──────── WORKING DATA ────────
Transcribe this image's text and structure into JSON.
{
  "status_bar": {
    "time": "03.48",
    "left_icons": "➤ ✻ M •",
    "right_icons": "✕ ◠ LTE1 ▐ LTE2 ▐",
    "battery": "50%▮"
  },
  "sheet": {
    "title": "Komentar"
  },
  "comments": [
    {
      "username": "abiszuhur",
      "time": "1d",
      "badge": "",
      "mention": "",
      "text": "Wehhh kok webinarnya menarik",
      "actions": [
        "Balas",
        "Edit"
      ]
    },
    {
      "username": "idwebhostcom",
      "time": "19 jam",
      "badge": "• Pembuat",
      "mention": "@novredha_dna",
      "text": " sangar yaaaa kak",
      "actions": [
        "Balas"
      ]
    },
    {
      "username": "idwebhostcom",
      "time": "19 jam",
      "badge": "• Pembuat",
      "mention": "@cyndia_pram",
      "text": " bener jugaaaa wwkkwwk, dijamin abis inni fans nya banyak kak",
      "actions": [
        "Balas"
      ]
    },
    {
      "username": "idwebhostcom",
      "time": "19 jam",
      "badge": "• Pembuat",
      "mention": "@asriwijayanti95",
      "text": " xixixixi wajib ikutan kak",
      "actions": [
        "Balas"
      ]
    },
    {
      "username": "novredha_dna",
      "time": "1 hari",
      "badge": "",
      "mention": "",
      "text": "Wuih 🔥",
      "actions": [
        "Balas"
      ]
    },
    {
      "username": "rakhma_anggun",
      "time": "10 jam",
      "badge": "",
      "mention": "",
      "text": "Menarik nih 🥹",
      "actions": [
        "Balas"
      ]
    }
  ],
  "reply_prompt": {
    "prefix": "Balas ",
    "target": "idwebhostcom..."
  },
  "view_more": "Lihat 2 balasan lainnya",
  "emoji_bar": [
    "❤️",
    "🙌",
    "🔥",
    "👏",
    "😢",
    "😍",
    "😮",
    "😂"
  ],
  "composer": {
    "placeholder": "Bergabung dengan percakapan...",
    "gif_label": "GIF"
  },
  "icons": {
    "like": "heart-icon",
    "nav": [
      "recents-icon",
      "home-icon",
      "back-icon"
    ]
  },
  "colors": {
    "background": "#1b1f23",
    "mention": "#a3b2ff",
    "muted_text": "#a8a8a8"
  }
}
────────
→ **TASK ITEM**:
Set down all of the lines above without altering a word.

→ **RESPONSE TO THE TASK**:
Transcribe this image's text and structure into JSON.
{
  "status_bar": {
    "time": "03.48",
    "left_icons": "➤ ✻ M •",
    "right_icons": "✕ ◠ LTE1 ▐ LTE2 ▐",
    "battery": "50%▮"
  },
  "sheet": {
    "title": "Komentar"
  },
  "comments": [
    {
      "username": "abiszuhur",
      "time": "1d",
      "badge": "",
      "mention": "",
      "text": "Wehhh kok webinarnya menarik",
      "actions": [
        "Balas",
        "Edit"
      ]
    },
    {
      "username": "idwebhostcom",
      "time": "19 jam",
      "badge": "• Pembuat",
      "mention": "@novredha_dna",
      "text": " sangar yaaaa kak",
      "actions": [
        "Balas"
      ]
    },
    {
      "username": "idwebhostcom",
      "time": "19 jam",
      "badge": "• Pembuat",
      "mention": "@cyndia_pram",
      "text": " bener jugaaaa wwkkwwk, dijamin abis inni fans nya banyak kak",
      "actions": [
        "Balas"
      ]
    },
    {
      "username": "idwebhostcom",
      "time": "19 jam",
      "badge": "• Pembuat",
      "mention": "@asriwijayanti95",
      "text": " xixixixi wajib ikutan kak",
      "actions": [
        "Balas"
      ]
    },
    {
      "username": "novredha_dna",
      "time": "1 hari",
      "badge": "",
      "mention": "",
      "text": "Wuih 🔥",
      "actions": [
        "Balas"
      ]
    },
    {
      "username": "rakhma_anggun",
      "time": "10 jam",
      "badge": "",
      "mention": "",
      "text": "Menarik nih 🥹",
      "actions": [
        "Balas"
      ]
    }
  ],
  "reply_prompt": {
    "prefix": "Balas ",
    "target": "idwebhostcom..."
  },
  "view_more": "Lihat 2 balasan lainnya",
  "emoji_bar": [
    "❤️",
    "🙌",
    "🔥",
    "👏",
    "😢",
    "😍",
    "😮",
    "😂"
  ],
  "composer": {
    "placeholder": "Bergabung dengan percakapan...",
    "gif_label": "GIF"
  },
  "icons": {
    "like": "heart-icon",
    "nav": [
      "recents-icon",
      "home-icon",
      "back-icon"
    ]
  },
  "colors": {
    "background": "#1b1f23",
    "mention": "#a3b2ff",
    "muted_text": "#a8a8a8"
  }
}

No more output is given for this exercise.